▶ Try it
Could every entry be set down once more, exactly as given?
== Entries provided
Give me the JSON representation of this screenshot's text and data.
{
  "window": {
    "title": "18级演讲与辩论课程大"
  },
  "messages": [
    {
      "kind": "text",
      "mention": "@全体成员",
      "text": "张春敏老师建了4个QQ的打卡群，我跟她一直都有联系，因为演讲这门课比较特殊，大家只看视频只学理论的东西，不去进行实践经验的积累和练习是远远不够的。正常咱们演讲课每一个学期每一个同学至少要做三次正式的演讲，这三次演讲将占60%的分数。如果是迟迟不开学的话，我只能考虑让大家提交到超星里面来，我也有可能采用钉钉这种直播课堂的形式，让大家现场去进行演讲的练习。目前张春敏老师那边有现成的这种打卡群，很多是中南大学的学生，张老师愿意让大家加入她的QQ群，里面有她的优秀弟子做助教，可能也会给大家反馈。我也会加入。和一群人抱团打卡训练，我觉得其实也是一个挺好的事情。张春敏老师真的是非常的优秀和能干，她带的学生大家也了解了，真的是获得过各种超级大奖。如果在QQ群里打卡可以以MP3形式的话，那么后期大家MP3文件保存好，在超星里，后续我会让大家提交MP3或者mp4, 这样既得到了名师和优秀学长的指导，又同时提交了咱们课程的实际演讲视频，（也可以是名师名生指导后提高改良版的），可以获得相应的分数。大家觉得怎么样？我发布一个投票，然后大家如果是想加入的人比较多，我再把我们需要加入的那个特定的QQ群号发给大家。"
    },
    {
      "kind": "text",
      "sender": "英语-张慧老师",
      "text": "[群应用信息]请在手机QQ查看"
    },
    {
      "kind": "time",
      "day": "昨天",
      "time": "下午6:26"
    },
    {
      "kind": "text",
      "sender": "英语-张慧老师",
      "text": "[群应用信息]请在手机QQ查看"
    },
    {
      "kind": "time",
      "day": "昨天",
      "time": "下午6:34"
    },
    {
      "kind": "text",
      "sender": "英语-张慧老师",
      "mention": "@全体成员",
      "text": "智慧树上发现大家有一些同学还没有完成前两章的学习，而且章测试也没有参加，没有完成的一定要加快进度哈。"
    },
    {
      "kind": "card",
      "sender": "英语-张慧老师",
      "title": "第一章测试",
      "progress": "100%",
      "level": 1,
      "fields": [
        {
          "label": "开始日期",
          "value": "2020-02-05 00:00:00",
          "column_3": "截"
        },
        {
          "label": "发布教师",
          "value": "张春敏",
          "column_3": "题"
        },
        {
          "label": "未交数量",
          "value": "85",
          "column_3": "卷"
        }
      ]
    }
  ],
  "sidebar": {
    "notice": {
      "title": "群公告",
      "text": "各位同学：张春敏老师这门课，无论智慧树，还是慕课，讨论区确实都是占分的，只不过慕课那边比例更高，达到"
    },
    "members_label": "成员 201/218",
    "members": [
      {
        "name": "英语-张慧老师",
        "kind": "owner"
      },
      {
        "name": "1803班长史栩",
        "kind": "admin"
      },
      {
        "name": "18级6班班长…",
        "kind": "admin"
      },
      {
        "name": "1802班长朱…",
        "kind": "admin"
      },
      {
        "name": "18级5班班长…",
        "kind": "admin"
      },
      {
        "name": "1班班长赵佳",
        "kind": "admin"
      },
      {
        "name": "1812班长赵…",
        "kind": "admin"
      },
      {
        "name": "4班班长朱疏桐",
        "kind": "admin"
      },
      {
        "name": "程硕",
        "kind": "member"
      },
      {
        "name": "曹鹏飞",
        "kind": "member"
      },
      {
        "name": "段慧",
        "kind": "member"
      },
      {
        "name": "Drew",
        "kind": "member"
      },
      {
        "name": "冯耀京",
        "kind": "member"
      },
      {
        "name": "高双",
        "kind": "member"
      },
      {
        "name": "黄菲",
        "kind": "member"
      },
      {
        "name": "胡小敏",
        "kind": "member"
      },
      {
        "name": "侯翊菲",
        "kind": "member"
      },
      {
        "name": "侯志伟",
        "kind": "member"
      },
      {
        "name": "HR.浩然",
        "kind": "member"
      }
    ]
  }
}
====
▶ Answer section
Give me the JSON representation of this screenshot's text and data.
{
  "window": {
    "title": "18级演讲与辩论课程大"
  },
  "messages": [
    {
      "kind": "text",
      "mention": "@全体成员",
      "text": "张春敏老师建了4个QQ的打卡群，我跟她一直都有联系，因为演讲这门课比较特殊，大家只看视频只学理论的东西，不去进行实践经验的积累和练习是远远不够的。正常咱们演讲课每一个学期每一个同学至少要做三次正式的演讲，这三次演讲将占60%的分数。如果是迟迟不开学的话，我只能考虑让大家提交到超星里面来，我也有可能采用钉钉这种直播课堂的形式，让大家现场去进行演讲的练习。目前张春敏老师那边有现成的这种打卡群，很多是中南大学的学生，张老师愿意让大家加入她的QQ群，里面有她的优秀弟子做助教，可能也会给大家反馈。我也会加入。和一群人抱团打卡训练，我觉得其实也是一个挺好的事情。张春敏老师真的是非常的优秀和能干，她带的学生大家也了解了，真的是获得过各种超级大奖。如果在QQ群里打卡可以以MP3形式的话，那么后期大家MP3文件保存好，在超星里，后续我会让大家提交MP3或者mp4, 这样既得到了名师和优秀学长的指导，又同时提交了咱们课程的实际演讲视频，（也可以是名师名生指导后提高改良版的），可以获得相应的分数。大家觉得怎么样？我发布一个投票，然后大家如果是想加入的人比较多，我再把我们需要加入的那个特定的QQ群号发给大家。"
    },
    {
      "kind": "text",
      "sender": "英语-张慧老师",
      "text": "[群应用信息]请在手机QQ查看"
    },
    {
      "kind": "time",
      "day": "昨天",
      "time": "下午6:26"
    },
    {
      "kind": "text",
      "sender": "英语-张慧老师",
      "text": "[群应用信息]请在手机QQ查看"
    },
    {
      "kind": "time",
      "day": "昨天",
      "time": "下午6:34"
    },
    {
      "kind": "text",
      "sender": "英语-张慧老师",
      "mention": "@全体成员",
      "text": "智慧树上发现大家有一些同学还没有完成前两章的学习，而且章测试也没有参加，没有完成的一定要加快进度哈。"
    },
    {
      "kind": "card",
      "sender": "英语-张慧老师",
      "title": "第一章测试",
      "progress": "100%",
      "level": 1,
      "fields": [
        {
          "label": "开始日期",
          "value": "2020-02-05 00:00:00",
          "column_3": "截"
        },
        {
          "label": "发布教师",
          "value": "张春敏",
          "column_3": "题"
        },
        {
          "label": "未交数量",
          "value": "85",
          "column_3": "卷"
        }
      ]
    }
  ],
  "sidebar": {
    "notice": {
      "title": "群公告",
      "text": "各位同学：张春敏老师这门课，无论智慧树，还是慕课，讨论区确实都是占分的，只不过慕课那边比例更高，达到"
    },
    "members_label": "成员 201/218",
    "members": [
      {
        "name": "英语-张慧老师",
        "kind": "owner"
      },
      {
        "name": "1803班长史栩",
        "kind": "admin"
      },
      {
        "name": "18级6班班长…",
        "kind": "admin"
      },
      {
        "name": "1802班长朱…",
        "kind": "admin"
      },
      {
        "name": "18级5班班长…",
        "kind": "admin"
      },
      {
        "name": "1班班长赵佳",
        "kind": "admin"
      },
      {
        "name": "1812班长赵…",
        "kind": "admin"
      },
      {
        "name": "4班班长朱疏桐",
        "kind": "admin"
      },
      {
        "name": "程硕",
        "kind": "member"
      },
      {
        "name": "曹鹏飞",
        "kind": "member"
      },
      {
        "name": "段慧",
        "kind": "member"
      },
      {
        "name": "Drew",
        "kind": "member"
      },
      {
        "name": "冯耀京",
        "kind": "member"
      },
      {
        "name": "高双",
        "kind": "member"
      },
      {
        "name": "黄菲",
        "kind": "member"
      },
      {
        "name": "胡小敏",
        "kind": "member"
      },
      {
        "name": "侯翊菲",
        "kind": "member"
      },
      {
        "name": "侯志伟",
        "kind": "member"
      },
      {
        "name": "HR.浩然",
        "kind": "member"
      }
    ]
  }
}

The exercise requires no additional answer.